I'm sure their software will scale. It certainly is well-designed. But Facebook is a company and we just can't go there. That's about all I have to say right now. Probably will have more to say later.
PS: The OPML Editor is a distro of Frontier, which has been GPL'd for 5 years. I think it sucks that it has no JSON support. But it works for me, there's no other environment that's even remotely as rich, so I'm not switching. If you want to avoid missed opportunities like this in the future, get on board, fill in the gaps. We need JSON support, one of many things that are needed. If you can make it happen, you will be an official good person.

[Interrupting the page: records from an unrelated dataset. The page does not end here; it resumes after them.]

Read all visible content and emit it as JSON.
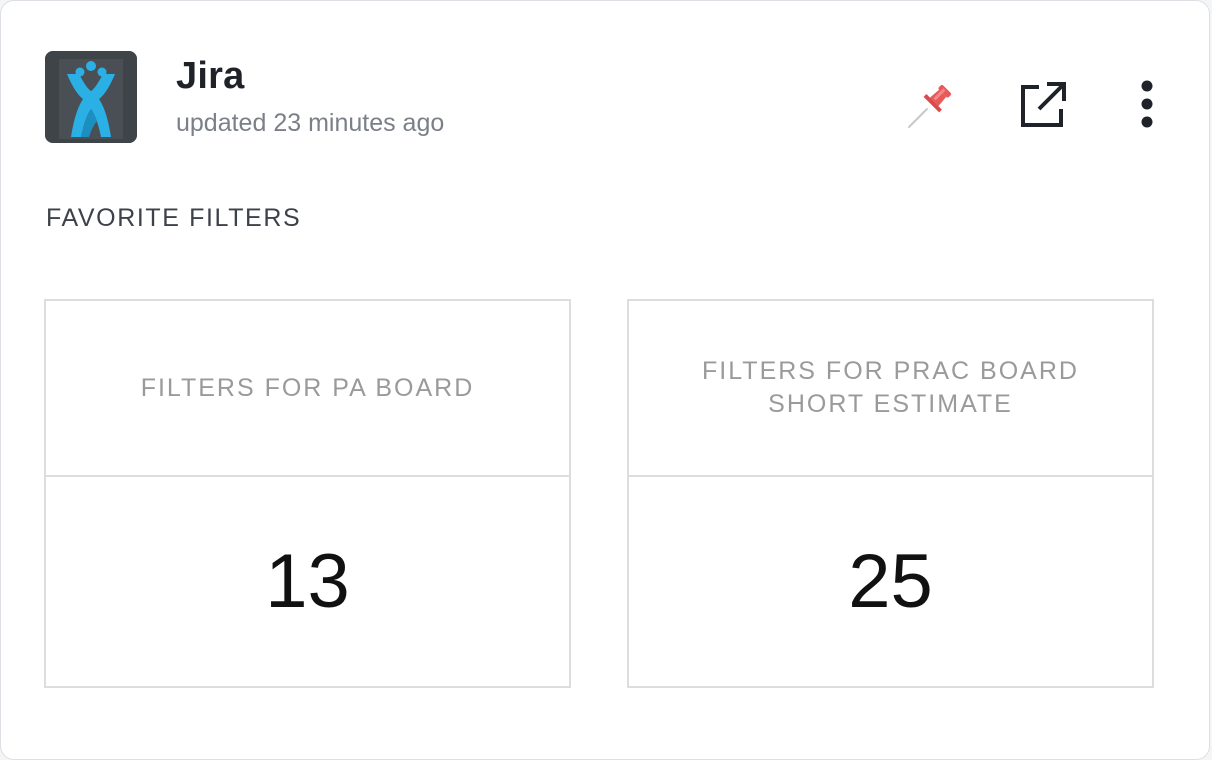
{
  "header": {
    "app_name": "Jira",
    "updated_text": "updated 23 minutes ago",
    "icons": {
      "app": "jira-logo-icon",
      "pin": "pin-icon",
      "external": "open-external-icon",
      "more": "more-vertical-icon"
    }
  },
  "section": {
    "heading": "FAVORITE FILTERS"
  },
  "filters": [
    {
      "label": "FILTERS FOR PA BOARD",
      "count": "13"
    },
    {
      "label": "FILTERS FOR PRAC BOARD SHORT ESTIMATE",
      "count": "25"
    }
  ],
  "colors": {
    "jira_blue": "#2bb0e6",
    "pin_red": "#e8595a",
    "icon_dark": "#1f2329"
  }
}
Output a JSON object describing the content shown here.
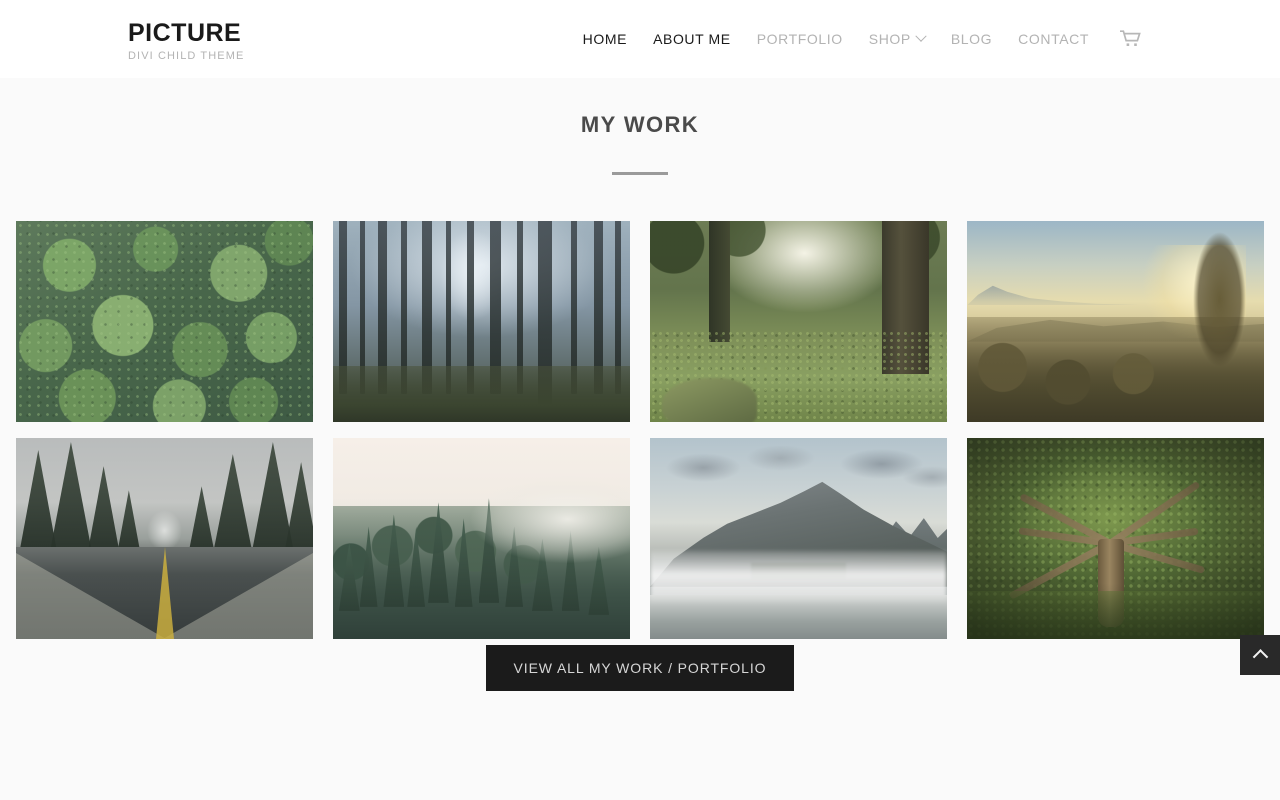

PPS: According to Abraham Vegh the Twitter API will shortly be JSON-only. I didn't know that. Well, that'll be the end of my code working with their code. Even if we had JSON support in Frontier, I am under no circumstances going to re-code all my glue code. What a freaking waste of time that would be. ">
I'm kind of disappointed that there wasn't much uptake on other blogs re what comes after location -- but not really surprised. There's an almost unconscious presumption that anything innovative will come with an earth-shaking Steve Jobs-like announcement, not with a short and simple blog post. Regardless I think it's an important idea, one worth beating the drum about.
Kris Cobbaert voices a frequent concern -- how could my Droid know what my intentions are? How could it know which direction I'm going in? It's a good question, but I wouldn't have suggested this if I hadn't already very clearly told it where I am going, in at least two ways:
1. The Droid has a very nice Maps app that's obviously a Droidization of their Maps website. On each segment of my trip, usually at the beginning of the day, I program it with my goal for the day. That way I can instantly see how I'm doing by simply turning the Droid on, visiting the Maps app and refreshing.
2. Even if I haven't used the Maps app to plan my day, there's always GPS. It can plot out a series of samplings, and unless I'm traveling in circles (happened yesterday in Central Park), it should be pretty obvious whether my goal is east or west of where I am. At least it could skew the recommendations in what is my likely direction, based on GPS data.
An aside, ever had the experience in an airport as you walk past a door that automatically opens when someone approaches it? The same algorithm that the Droid uses could be used here to keep the door closed if you're walking by the door and not into it.
A valid point was raised several times -- if you're using the Droid to locate an emergency service, like a hospital, you want the maps app to ignore your vector and just tell you where the closest emergency room is. No doubt there's a difference between a life-saving doctor and a mood-saving Starbucks.
Proximity is too crude a measure sometimes, sometimes we want our algorithms to be aware of where we're going. That is, to be vector-aware.